Other than the clavicle fracture, it was an absolutely wonderful 3-months travelling around BC. We loved our trailer, which was the perfect size for us with a great layout. We thrived living in a small space and feel fortunate to have had these 3-months to explore beautiful BC. Our desire to be among the mountains is even stronger and we could definitely see ourselves living there someday.
I am the dreamer and schemer, but Paul has to be commended for willingly going along with my plans with a smile. Working out of a small trailer with sketchy wifi and your family within a few feet isn’t easy, but he has focus. He also had to balance work with my constant desire to hike, bike or sightsee. Photos show all the wonderful views and adventures, but not the challenges along the way; balancing working and travelling ain’t easy. But so worth it!
August saw us return to Ontario (driving from BC to Ontario in 3 very long days) and lots of visiting with family and friends.
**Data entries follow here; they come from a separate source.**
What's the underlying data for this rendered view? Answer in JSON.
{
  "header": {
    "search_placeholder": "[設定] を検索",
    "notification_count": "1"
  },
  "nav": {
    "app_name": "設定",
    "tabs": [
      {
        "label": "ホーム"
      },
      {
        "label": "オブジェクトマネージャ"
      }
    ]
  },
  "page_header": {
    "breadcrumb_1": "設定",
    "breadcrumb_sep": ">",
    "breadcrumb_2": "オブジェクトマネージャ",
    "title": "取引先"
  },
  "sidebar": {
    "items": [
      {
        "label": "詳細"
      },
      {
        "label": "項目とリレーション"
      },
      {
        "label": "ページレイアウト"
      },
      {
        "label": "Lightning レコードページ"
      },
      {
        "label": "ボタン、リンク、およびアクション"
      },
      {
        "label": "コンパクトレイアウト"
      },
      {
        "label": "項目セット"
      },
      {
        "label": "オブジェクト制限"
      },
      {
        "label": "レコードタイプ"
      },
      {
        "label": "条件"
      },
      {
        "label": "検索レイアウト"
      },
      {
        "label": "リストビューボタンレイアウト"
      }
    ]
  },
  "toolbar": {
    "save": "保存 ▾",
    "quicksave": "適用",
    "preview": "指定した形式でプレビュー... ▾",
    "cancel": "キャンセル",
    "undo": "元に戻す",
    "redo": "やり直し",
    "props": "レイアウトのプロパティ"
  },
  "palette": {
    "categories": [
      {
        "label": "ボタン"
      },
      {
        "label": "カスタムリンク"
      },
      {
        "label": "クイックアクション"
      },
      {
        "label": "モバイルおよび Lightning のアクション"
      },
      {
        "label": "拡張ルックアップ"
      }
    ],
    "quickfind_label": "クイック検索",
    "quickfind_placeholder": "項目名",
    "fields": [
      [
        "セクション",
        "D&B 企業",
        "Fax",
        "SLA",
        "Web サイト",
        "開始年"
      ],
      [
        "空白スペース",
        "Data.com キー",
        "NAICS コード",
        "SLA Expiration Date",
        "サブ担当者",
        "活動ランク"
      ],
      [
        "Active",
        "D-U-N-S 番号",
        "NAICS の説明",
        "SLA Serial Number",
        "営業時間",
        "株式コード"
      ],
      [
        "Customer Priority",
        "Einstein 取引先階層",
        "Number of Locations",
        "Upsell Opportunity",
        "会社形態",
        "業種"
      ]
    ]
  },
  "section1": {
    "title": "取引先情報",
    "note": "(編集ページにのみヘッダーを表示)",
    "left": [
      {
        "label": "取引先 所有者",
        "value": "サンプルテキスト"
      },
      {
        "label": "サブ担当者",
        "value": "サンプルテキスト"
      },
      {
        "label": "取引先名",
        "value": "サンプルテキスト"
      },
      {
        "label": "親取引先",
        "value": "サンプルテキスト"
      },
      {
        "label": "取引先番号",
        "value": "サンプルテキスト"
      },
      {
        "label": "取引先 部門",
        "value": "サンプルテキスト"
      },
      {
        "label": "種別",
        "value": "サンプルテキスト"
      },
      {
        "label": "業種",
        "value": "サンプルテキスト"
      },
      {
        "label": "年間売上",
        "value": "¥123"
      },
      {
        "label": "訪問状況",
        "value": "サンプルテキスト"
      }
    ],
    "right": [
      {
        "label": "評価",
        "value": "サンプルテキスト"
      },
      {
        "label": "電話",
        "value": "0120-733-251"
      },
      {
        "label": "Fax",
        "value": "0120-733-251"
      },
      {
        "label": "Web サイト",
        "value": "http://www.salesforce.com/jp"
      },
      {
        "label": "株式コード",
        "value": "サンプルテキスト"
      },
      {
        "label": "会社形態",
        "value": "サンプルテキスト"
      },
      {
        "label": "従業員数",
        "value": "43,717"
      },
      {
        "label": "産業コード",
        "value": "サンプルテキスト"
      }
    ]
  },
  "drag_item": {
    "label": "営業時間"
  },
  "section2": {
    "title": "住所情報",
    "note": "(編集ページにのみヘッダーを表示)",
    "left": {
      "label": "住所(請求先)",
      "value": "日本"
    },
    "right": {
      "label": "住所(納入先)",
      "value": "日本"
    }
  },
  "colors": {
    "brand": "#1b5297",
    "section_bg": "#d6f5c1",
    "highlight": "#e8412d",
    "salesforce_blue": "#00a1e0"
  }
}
The kids went to camp for 2 weeks and Paul hiked the West Coast Trail (Vancouver Island) with friends.
September brought us back into our house, back to work and school and regular life (as regular as life can be with covid!). Ella entered high school and we have promised her we will stay put for the next few years. Of course that doesn’t mean we are giving up travel entirely; we are simply switching to short trips during school holidays. We already have Christmas and March Break trips booked and a plan for a summer 2022 roadtrip.